Did you know that oxygen is actually pretty toxic? It even killed almost all life on Earth some 2.5 billion years ago, in the course of what is sometimes called "The Great Oxygenation Event". That's because oxygen is a strong oxidant, meaning that it is really keen to take electrons from other compounds. This can be a good thing, as it allows many organisms, including ours, to obtain energy from the oxidation of organic compounds. On the other hand, living things are made of organic compounds that can be ruined by oxidation.

To mitigate this problem, some organisms devised special molecules that are oxidized way easier than most, and hence "take the heat" of the aggressive oxidizing agents like oxygen. Ascorbic acid in plants is one such compound.

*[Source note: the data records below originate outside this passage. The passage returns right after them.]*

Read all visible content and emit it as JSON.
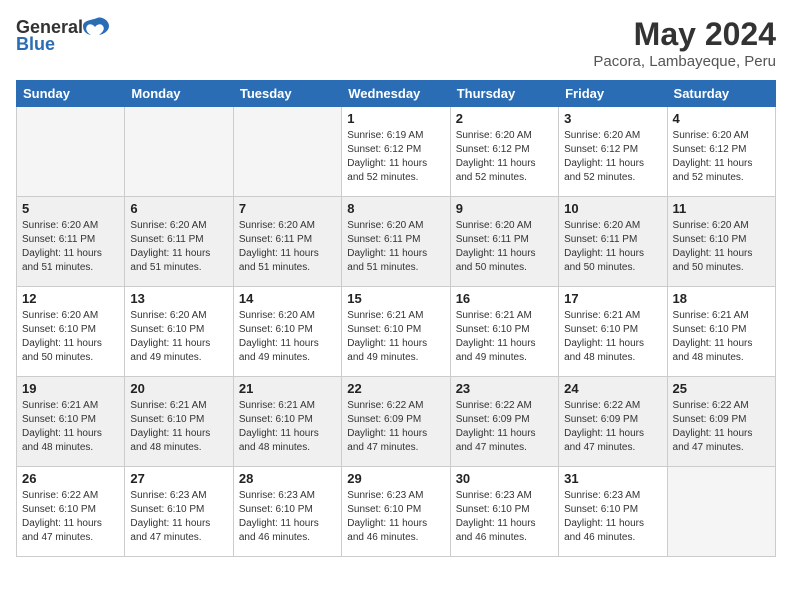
{
  "logo": {
    "general": "General",
    "blue": "Blue"
  },
  "header": {
    "month_year": "May 2024",
    "location": "Pacora, Lambayeque, Peru"
  },
  "days_of_week": [
    "Sunday",
    "Monday",
    "Tuesday",
    "Wednesday",
    "Thursday",
    "Friday",
    "Saturday"
  ],
  "weeks": [
    [
      {
        "day": "",
        "sunrise": "",
        "sunset": "",
        "daylight": "",
        "empty": true
      },
      {
        "day": "",
        "sunrise": "",
        "sunset": "",
        "daylight": "",
        "empty": true
      },
      {
        "day": "",
        "sunrise": "",
        "sunset": "",
        "daylight": "",
        "empty": true
      },
      {
        "day": "1",
        "sunrise": "Sunrise: 6:19 AM",
        "sunset": "Sunset: 6:12 PM",
        "daylight": "Daylight: 11 hours and 52 minutes."
      },
      {
        "day": "2",
        "sunrise": "Sunrise: 6:20 AM",
        "sunset": "Sunset: 6:12 PM",
        "daylight": "Daylight: 11 hours and 52 minutes."
      },
      {
        "day": "3",
        "sunrise": "Sunrise: 6:20 AM",
        "sunset": "Sunset: 6:12 PM",
        "daylight": "Daylight: 11 hours and 52 minutes."
      },
      {
        "day": "4",
        "sunrise": "Sunrise: 6:20 AM",
        "sunset": "Sunset: 6:12 PM",
        "daylight": "Daylight: 11 hours and 52 minutes."
      }
    ],
    [
      {
        "day": "5",
        "sunrise": "Sunrise: 6:20 AM",
        "sunset": "Sunset: 6:11 PM",
        "daylight": "Daylight: 11 hours and 51 minutes."
      },
      {
        "day": "6",
        "sunrise": "Sunrise: 6:20 AM",
        "sunset": "Sunset: 6:11 PM",
        "daylight": "Daylight: 11 hours and 51 minutes."
      },
      {
        "day": "7",
        "sunrise": "Sunrise: 6:20 AM",
        "sunset": "Sunset: 6:11 PM",
        "daylight": "Daylight: 11 hours and 51 minutes."
      },
      {
        "day": "8",
        "sunrise": "Sunrise: 6:20 AM",
        "sunset": "Sunset: 6:11 PM",
        "daylight": "Daylight: 11 hours and 51 minutes."
      },
      {
        "day": "9",
        "sunrise": "Sunrise: 6:20 AM",
        "sunset": "Sunset: 6:11 PM",
        "daylight": "Daylight: 11 hours and 50 minutes."
      },
      {
        "day": "10",
        "sunrise": "Sunrise: 6:20 AM",
        "sunset": "Sunset: 6:11 PM",
        "daylight": "Daylight: 11 hours and 50 minutes."
      },
      {
        "day": "11",
        "sunrise": "Sunrise: 6:20 AM",
        "sunset": "Sunset: 6:10 PM",
        "daylight": "Daylight: 11 hours and 50 minutes."
      }
    ],
    [
      {
        "day": "12",
        "sunrise": "Sunrise: 6:20 AM",
        "sunset": "Sunset: 6:10 PM",
        "daylight": "Daylight: 11 hours and 50 minutes."
      },
      {
        "day": "13",
        "sunrise": "Sunrise: 6:20 AM",
        "sunset": "Sunset: 6:10 PM",
        "daylight": "Daylight: 11 hours and 49 minutes."
      },
      {
        "day": "14",
        "sunrise": "Sunrise: 6:20 AM",
        "sunset": "Sunset: 6:10 PM",
        "daylight": "Daylight: 11 hours and 49 minutes."
      },
      {
        "day": "15",
        "sunrise": "Sunrise: 6:21 AM",
        "sunset": "Sunset: 6:10 PM",
        "daylight": "Daylight: 11 hours and 49 minutes."
      },
      {
        "day": "16",
        "sunrise": "Sunrise: 6:21 AM",
        "sunset": "Sunset: 6:10 PM",
        "daylight": "Daylight: 11 hours and 49 minutes."
      },
      {
        "day": "17",
        "sunrise": "Sunrise: 6:21 AM",
        "sunset": "Sunset: 6:10 PM",
        "daylight": "Daylight: 11 hours and 48 minutes."
      },
      {
        "day": "18",
        "sunrise": "Sunrise: 6:21 AM",
        "sunset": "Sunset: 6:10 PM",
        "daylight": "Daylight: 11 hours and 48 minutes."
      }
    ],
    [
      {
        "day": "19",
        "sunrise": "Sunrise: 6:21 AM",
        "sunset": "Sunset: 6:10 PM",
        "daylight": "Daylight: 11 hours and 48 minutes."
      },
      {
        "day": "20",
        "sunrise": "Sunrise: 6:21 AM",
        "sunset": "Sunset: 6:10 PM",
        "daylight": "Daylight: 11 hours and 48 minutes."
      },
      {
        "day": "21",
        "sunrise": "Sunrise: 6:21 AM",
        "sunset": "Sunset: 6:10 PM",
        "daylight": "Daylight: 11 hours and 48 minutes."
      },
      {
        "day": "22",
        "sunrise": "Sunrise: 6:22 AM",
        "sunset": "Sunset: 6:09 PM",
        "daylight": "Daylight: 11 hours and 47 minutes."
      },
      {
        "day": "23",
        "sunrise": "Sunrise: 6:22 AM",
        "sunset": "Sunset: 6:09 PM",
        "daylight": "Daylight: 11 hours and 47 minutes."
      },
      {
        "day": "24",
        "sunrise": "Sunrise: 6:22 AM",
        "sunset": "Sunset: 6:09 PM",
        "daylight": "Daylight: 11 hours and 47 minutes."
      },
      {
        "day": "25",
        "sunrise": "Sunrise: 6:22 AM",
        "sunset": "Sunset: 6:09 PM",
        "daylight": "Daylight: 11 hours and 47 minutes."
      }
    ],
    [
      {
        "day": "26",
        "sunrise": "Sunrise: 6:22 AM",
        "sunset": "Sunset: 6:10 PM",
        "daylight": "Daylight: 11 hours and 47 minutes."
      },
      {
        "day": "27",
        "sunrise": "Sunrise: 6:23 AM",
        "sunset": "Sunset: 6:10 PM",
        "daylight": "Daylight: 11 hours and 47 minutes."
      },
      {
        "day": "28",
        "sunrise": "Sunrise: 6:23 AM",
        "sunset": "Sunset: 6:10 PM",
        "daylight": "Daylight: 11 hours and 46 minutes."
      },
      {
        "day": "29",
        "sunrise": "Sunrise: 6:23 AM",
        "sunset": "Sunset: 6:10 PM",
        "daylight": "Daylight: 11 hours and 46 minutes."
      },
      {
        "day": "30",
        "sunrise": "Sunrise: 6:23 AM",
        "sunset": "Sunset: 6:10 PM",
        "daylight": "Daylight: 11 hours and 46 minutes."
      },
      {
        "day": "31",
        "sunrise": "Sunrise: 6:23 AM",
        "sunset": "Sunset: 6:10 PM",
        "daylight": "Daylight: 11 hours and 46 minutes."
      },
      {
        "day": "",
        "sunrise": "",
        "sunset": "",
        "daylight": "",
        "empty": true
      }
    ]
  ]
}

To demonstrate that ascorbic acid is indeed good at dealing with oxidants, we use iodine I2 , which is also a decent oxidant, but, unlike oxygen, has a rich brown color. When it takes electrons  from ascorbic acid , it turns into iodide ions I-  (iodine atoms with extra electrons), which are colorless. The more ascorbic acid a fruit or a vegetable contains, the more iodine it can turn into iodide ions and the less brown iodine will be left on the paper.

Ascorbic acid, also known as vitamin C, has other important functions besides being an antioxidant. For instance, vitamin C plays a crucial role in the functioning of some enzymes in our bodies. The human body can't produce vitamin C on its own; it must get it from food.

When food is lacking this molecule, the body can contract a particularly nasty disease called scurvy, which has all sorts of unpleasant symptoms like weakness and tooth loss. Before we discovered vitamin C’s ability to prevent this disease in the 20th century, people who had no access to fruits or vegetables, like sailors, got scurvy all the time. Next time you see an image of a pirate's toothless grin, remember, chances are he didn't lose his teeth in a fight, but rather didn't eat enough vegetables!

How do we obtain iodine in this experiment?

Iodine forms when copper sulfate CuSO4 meets the solution of potassium iodide KI. This leads to the following reaction:

2CuSO4 + 2KI → Cu2SO4 + K2SO4 + I2

This is iodine, which makes the solution brownish.

Follow up

Try out and compare various fruits and vegetables! You can likely expect the most interesting results from red bell peppers, lemons, kiwis, and bananas. We also recommend trying tangerines, grapes, and apples.